---- Information
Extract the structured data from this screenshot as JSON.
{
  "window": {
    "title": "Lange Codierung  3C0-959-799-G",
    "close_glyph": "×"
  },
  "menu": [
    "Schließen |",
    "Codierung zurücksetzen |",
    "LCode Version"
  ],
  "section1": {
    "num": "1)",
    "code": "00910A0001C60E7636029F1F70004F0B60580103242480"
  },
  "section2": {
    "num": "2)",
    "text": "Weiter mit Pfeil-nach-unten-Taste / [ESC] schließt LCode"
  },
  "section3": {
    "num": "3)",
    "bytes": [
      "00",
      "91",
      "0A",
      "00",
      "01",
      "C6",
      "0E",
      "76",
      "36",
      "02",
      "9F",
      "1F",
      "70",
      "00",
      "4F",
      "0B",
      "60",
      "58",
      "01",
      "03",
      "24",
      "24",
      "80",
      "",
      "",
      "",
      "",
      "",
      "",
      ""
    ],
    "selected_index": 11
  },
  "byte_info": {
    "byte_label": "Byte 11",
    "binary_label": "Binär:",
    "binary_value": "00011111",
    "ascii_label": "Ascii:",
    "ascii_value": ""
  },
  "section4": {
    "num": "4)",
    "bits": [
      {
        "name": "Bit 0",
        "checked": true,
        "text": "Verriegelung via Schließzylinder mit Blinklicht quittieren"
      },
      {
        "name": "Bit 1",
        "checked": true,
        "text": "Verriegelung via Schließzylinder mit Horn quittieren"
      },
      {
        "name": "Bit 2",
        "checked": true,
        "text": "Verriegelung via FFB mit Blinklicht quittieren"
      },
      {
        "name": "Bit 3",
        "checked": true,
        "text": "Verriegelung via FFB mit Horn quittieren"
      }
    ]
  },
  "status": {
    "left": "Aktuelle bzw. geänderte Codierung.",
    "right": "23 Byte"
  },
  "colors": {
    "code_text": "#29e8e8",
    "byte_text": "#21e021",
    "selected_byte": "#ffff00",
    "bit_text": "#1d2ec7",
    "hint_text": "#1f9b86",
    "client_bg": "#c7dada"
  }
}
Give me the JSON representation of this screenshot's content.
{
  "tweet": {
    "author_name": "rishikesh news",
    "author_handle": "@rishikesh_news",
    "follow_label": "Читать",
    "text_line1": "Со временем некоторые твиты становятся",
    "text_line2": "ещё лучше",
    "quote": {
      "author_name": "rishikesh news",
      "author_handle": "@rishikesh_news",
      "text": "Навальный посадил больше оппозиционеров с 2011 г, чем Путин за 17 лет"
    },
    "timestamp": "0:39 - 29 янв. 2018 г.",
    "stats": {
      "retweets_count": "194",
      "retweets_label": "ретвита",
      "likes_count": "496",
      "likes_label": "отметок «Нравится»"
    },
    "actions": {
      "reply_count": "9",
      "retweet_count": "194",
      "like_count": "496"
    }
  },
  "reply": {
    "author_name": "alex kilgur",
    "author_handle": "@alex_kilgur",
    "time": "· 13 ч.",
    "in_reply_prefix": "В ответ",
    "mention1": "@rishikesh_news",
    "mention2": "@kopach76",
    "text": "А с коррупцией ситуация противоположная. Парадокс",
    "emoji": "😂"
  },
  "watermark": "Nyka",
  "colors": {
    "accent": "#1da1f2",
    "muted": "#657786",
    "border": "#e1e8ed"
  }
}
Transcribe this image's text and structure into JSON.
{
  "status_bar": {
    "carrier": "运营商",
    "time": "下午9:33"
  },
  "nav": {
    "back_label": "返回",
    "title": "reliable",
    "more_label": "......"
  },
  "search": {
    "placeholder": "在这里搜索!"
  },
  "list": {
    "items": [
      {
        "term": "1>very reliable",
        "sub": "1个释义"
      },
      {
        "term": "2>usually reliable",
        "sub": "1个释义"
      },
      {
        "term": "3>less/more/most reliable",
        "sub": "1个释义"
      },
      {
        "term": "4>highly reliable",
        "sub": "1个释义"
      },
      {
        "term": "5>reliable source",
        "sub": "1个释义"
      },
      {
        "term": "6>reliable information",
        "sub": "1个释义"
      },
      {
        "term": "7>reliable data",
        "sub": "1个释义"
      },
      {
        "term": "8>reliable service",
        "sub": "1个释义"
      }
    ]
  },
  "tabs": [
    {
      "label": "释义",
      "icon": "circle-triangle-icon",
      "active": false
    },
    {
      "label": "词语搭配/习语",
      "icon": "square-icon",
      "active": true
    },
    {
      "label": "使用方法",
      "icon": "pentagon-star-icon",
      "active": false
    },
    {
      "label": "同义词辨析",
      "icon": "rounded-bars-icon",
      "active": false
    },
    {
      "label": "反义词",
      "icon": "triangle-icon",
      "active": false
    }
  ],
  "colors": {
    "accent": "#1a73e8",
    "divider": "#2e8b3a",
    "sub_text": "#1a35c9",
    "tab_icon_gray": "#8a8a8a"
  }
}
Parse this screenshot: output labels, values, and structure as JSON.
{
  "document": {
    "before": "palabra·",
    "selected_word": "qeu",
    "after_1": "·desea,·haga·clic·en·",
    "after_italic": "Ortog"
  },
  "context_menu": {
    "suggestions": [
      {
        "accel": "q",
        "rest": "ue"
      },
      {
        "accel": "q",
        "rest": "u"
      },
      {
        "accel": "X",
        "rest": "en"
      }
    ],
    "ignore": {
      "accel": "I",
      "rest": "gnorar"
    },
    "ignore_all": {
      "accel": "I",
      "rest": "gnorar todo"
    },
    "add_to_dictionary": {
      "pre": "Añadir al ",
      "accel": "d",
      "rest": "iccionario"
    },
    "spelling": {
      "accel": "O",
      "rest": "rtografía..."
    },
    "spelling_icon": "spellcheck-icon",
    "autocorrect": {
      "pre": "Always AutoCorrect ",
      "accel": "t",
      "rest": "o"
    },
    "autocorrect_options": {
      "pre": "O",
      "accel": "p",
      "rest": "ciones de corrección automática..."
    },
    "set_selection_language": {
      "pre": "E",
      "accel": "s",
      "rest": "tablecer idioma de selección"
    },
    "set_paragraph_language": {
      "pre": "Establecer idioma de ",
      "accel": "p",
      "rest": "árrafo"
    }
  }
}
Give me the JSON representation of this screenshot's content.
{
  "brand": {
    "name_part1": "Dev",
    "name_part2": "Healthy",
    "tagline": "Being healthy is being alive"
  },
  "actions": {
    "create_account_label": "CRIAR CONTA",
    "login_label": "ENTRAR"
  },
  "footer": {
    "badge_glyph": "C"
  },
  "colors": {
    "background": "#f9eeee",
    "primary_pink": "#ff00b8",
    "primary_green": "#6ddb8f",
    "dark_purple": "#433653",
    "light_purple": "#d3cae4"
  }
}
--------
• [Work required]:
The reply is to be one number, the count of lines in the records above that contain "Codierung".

• [Exercise output]:
3